Eucalyptus | Symphyomyrtus | Bisectae | Glandulosae | Erectae | Abundae
Bark smooth throughout, light grey-brown over orange.
Branchlets glaucous; oil glands present in the pith.
Juvenile growth (coppice or field seedlings to 50 cm): not seen.
Adult leaves thick, alternate, petioles 0.5–1.7 cm long; blade lanceolate, 5–10.5 cm long, 1–3.2 cm wide, base tapering to petiole, margin entire, apex pointed, concolorous, glaucous at first but maturing glossy, green, surface appearing "glazed", side-veins acute or obscure, reticulation not visible, intramarginal vein present or obscure, oil glands numerous.
Inflorescence axillary unbranched, pendulous, peduncles flattened, 1.5–3.5 cm long, buds 7 per umbel, pedicellate (pedicels 0.7–1.2 cm long). Mature buds elongated, 2.2–3.5 cm long, 0.6–0.9 cm wide (asymmetrically fusiform), glaucous, scar present (outer operculum shed early), operculum bluntly horn-shaped, ca 2–2.5 times the length of the hypanthium, stamens erect, anthers oblong, versatile, dorsifixed, dehiscing by longitudinal slits, style long and straight, stigma rounded, locules 4, the placentae each with 4 vertical rows of ovules. Flowers yellow.
Fruit down-turned, pedicellate (pedicels 0.6–0.9 cm long), stoutly barrel-shaped to cupular, 1–1.5 cm long, 0.9–1.8 cm wide, disc descending, obscured by persistent staminophore, valves 4, held at rim level.
Seeds dark brown, 0.7–2 mm long, ovoid to flattened-ovoid, dorsal surface shallowly reticulate, hilum ventral.
Cultivated seedlings (measured at node 10): cotyledons Y-shaped (bisected); stems rounded in cross-section, usually glaucous; leaves always shortly petiolate, opposite for 3 to 6 nodes then alternate, lanceolate to ovate, 5.5–9.5 cm long, 2.5–3.5 cm wide, dull, green to faintly glaucous. Leaves at lowest 3 nodes sparsely warty especially on the midrib and may feel slightly rough when fresh.
Flowering has been recorded in October.
A mallee endemic to Western Australia, restricted to the Mt Day area between Hyden and Norseman. The bark is smooth and the branchlets, buds and fruits glaucous.
Eucalyptus incerata belongs in Eucalyptus subgenus Symphyomyrtus section Bisectae subsection Glandulosae because the buds have an operculum scar, cotyledons are bisected and branchlets have oil glands in the pith.
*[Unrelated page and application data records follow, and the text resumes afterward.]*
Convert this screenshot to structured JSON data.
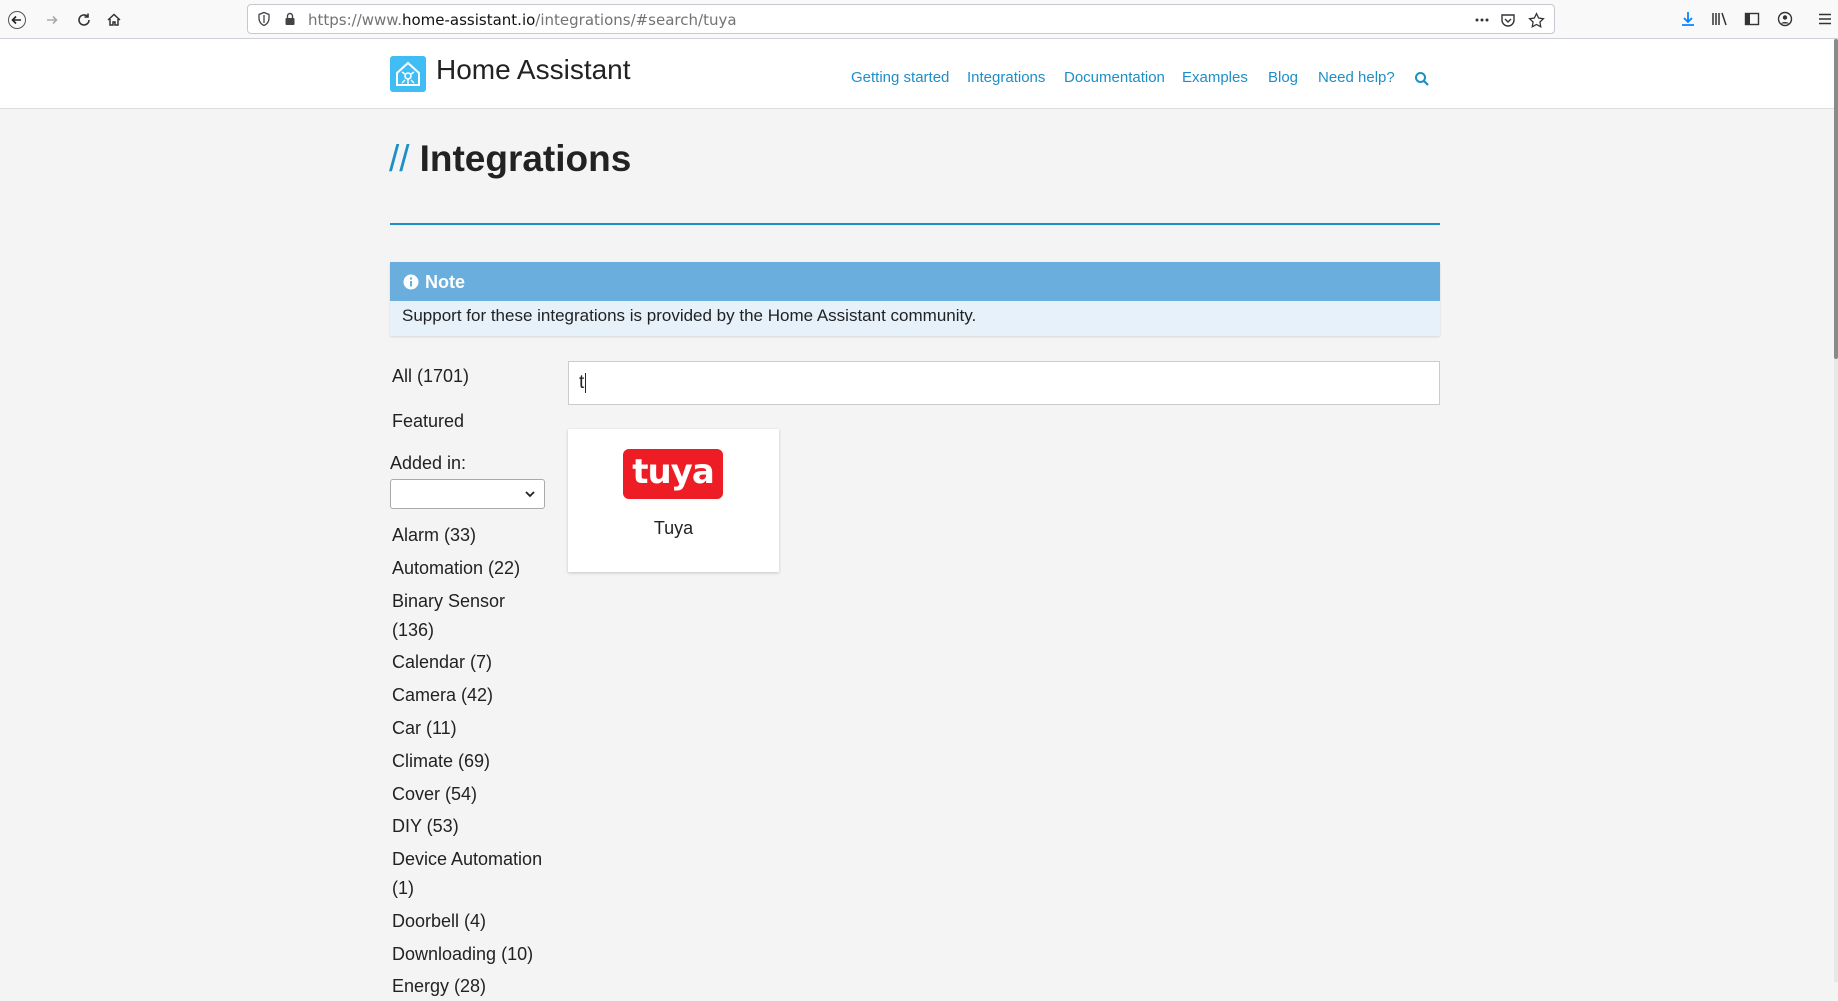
{
  "browser": {
    "url_prefix": "https://www.",
    "url_host": "home-assistant.io",
    "url_path": "/integrations/#search/tuya"
  },
  "header": {
    "site_name": "Home Assistant",
    "nav": [
      "Getting started",
      "Integrations",
      "Documentation",
      "Examples",
      "Blog",
      "Need help?"
    ]
  },
  "page": {
    "title_prefix": "//",
    "title": "Integrations"
  },
  "note": {
    "title": "Note",
    "body": "Support for these integrations is provided by the Home Assistant community."
  },
  "sidebar": {
    "all": "All (1701)",
    "featured": "Featured",
    "added_in_label": "Added in:",
    "added_in_value": "",
    "categories": [
      "Alarm (33)",
      "Automation (22)",
      "Binary Sensor (136)",
      "Calendar (7)",
      "Camera (42)",
      "Car (11)",
      "Climate (69)",
      "Cover (54)",
      "DIY (53)",
      "Device Automation (1)",
      "Doorbell (4)",
      "Downloading (10)",
      "Energy (28)"
    ]
  },
  "search": {
    "value": "t"
  },
  "results": [
    {
      "logo_text": "tuya",
      "name": "Tuya"
    }
  ],
  "colors": {
    "accent": "#1e8fc6",
    "note_header": "#6aaede",
    "tuya_red": "#ee1c25"
  }
}
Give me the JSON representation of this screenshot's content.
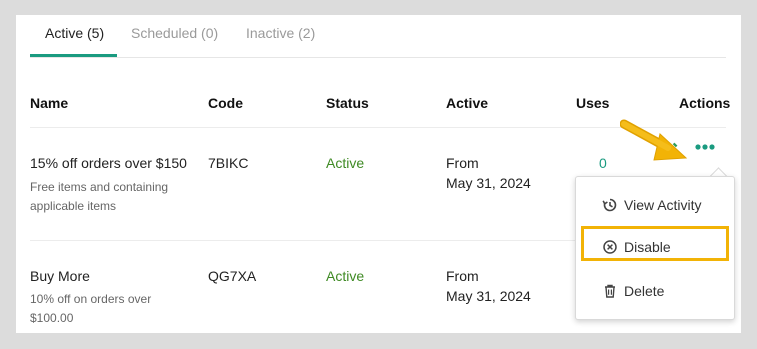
{
  "tabs": [
    {
      "label": "Active (5)"
    },
    {
      "label": "Scheduled (0)"
    },
    {
      "label": "Inactive (2)"
    }
  ],
  "columns": {
    "name": "Name",
    "code": "Code",
    "status": "Status",
    "active": "Active",
    "uses": "Uses",
    "actions": "Actions"
  },
  "rows": [
    {
      "name": "15% off orders over $150",
      "description": "Free items and containing applicable items",
      "code": "7BIKC",
      "status": "Active",
      "active_from": "From",
      "active_date": "May 31, 2024",
      "uses": "0"
    },
    {
      "name": "Buy More",
      "description": "10% off on orders over $100.00",
      "code": "QG7XA",
      "status": "Active",
      "active_from": "From",
      "active_date": "May 31, 2024"
    }
  ],
  "menu": {
    "items": [
      {
        "label": "View Activity",
        "icon": "history-icon"
      },
      {
        "label": "Disable",
        "icon": "circle-x-icon"
      },
      {
        "label": "Delete",
        "icon": "trash-icon"
      }
    ]
  },
  "colors": {
    "accent": "#1a9b80",
    "status_active": "#3f8a24",
    "highlight": "#f2b306"
  }
}
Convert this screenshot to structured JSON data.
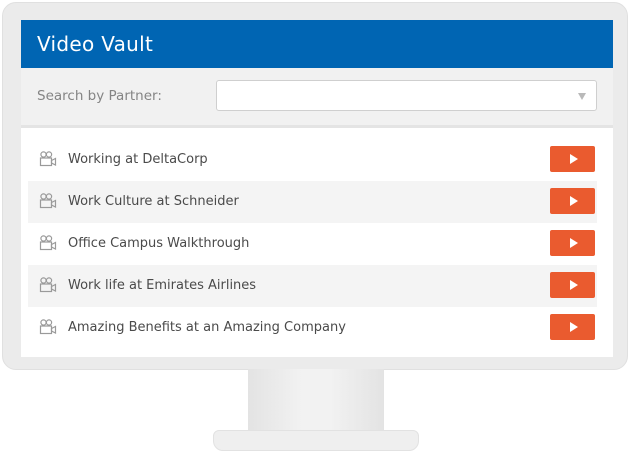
{
  "app": {
    "title": "Video Vault"
  },
  "search": {
    "label": "Search by Partner:",
    "value": ""
  },
  "videos": [
    {
      "title": "Working at DeltaCorp",
      "icon": "video-camera-icon",
      "action_icon": "play-icon"
    },
    {
      "title": "Work Culture at Schneider",
      "icon": "video-camera-icon",
      "action_icon": "play-icon"
    },
    {
      "title": "Office Campus Walkthrough",
      "icon": "video-camera-icon",
      "action_icon": "play-icon"
    },
    {
      "title": "Work life at Emirates Airlines",
      "icon": "video-camera-icon",
      "action_icon": "play-icon"
    },
    {
      "title": "Amazing Benefits at an Amazing Company",
      "icon": "video-camera-icon",
      "action_icon": "play-icon"
    }
  ],
  "colors": {
    "header_bg": "#0065b3",
    "play_button": "#ea5b2f",
    "bezel": "#ebebeb"
  }
}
Within this large subsection (ca 80 species) E. incerata is closely related to a group of mallees and mallets (series Erectae subseries Abundae) recognised by the glazed leaf surface, leaves with a great density of oil glands that obscures the venation, peduncles long and flattened, inflorescences spreading and buds with a long operculum and erect stamens.
The 14 species in subseries Abundae are loosely grouped as follows. There are five species here considered to form the E. eremophila group—E. depauperata, E. eremophila, E. incerata, E. tenera and E. tephroclada. All have non-ridged buds and fruit, which separates them from the following species, E. goniocarpa, E. platypus, E. utilis, E. mimica, E. steedmanii and E. alipes. E. suggrandis , whilst generally non-ridged, has much smaller buds than the five species of the E. eremophila group, and has warty opercula. E. spathulata and E. orthostemon also have non-ridged small buds very narrowly linear leaves.
The five species in the E. eremophila group are segregated by size of buds and fruit and presence and absence of white wax on stems, leaves, buds and fruit. E. incerata and E. eremophila have the largest buds and fruit.
E. incerata differs from E. eremophila in having a lignotuber, i.e. it is a mallee, not a mallet, and in having heavily glaucous branchlets, buds and fruit, and in its restricted distribution. The non-glaucous E. eremophila occur to the east of the southern wheatbelt and is the only species in the group to extend into desert areas.
Two mallee species, the non-glaucous E. tenera and the slightly waxy E. tephroclada have very similar slender buds and fruit that are generally smaller than found in typical E. eremophila and E. incerata. The only difference between E. tenera, which is widespread in the southern and central wheatbelt, and E. tephroclada, more restricted to the Hyden-Southern Cross area, is the presence of white wax on branchlets, buds and fruit of the latter.
The fifth species, E. depauperata, is a slender non-glaucous whipstick mallee "distinguished within the E. eremophila group by the small leaves, buds and fruits" (Hill & Johnson, 1991), which, even at its type locality south-east of Lake King, grows with plants that look more like E. tenera.
Whilst the five species that now make up the E. eremophila group are included in this edition of EUCLID it is not always possible to assign individual plants to one or other of the names with certainty.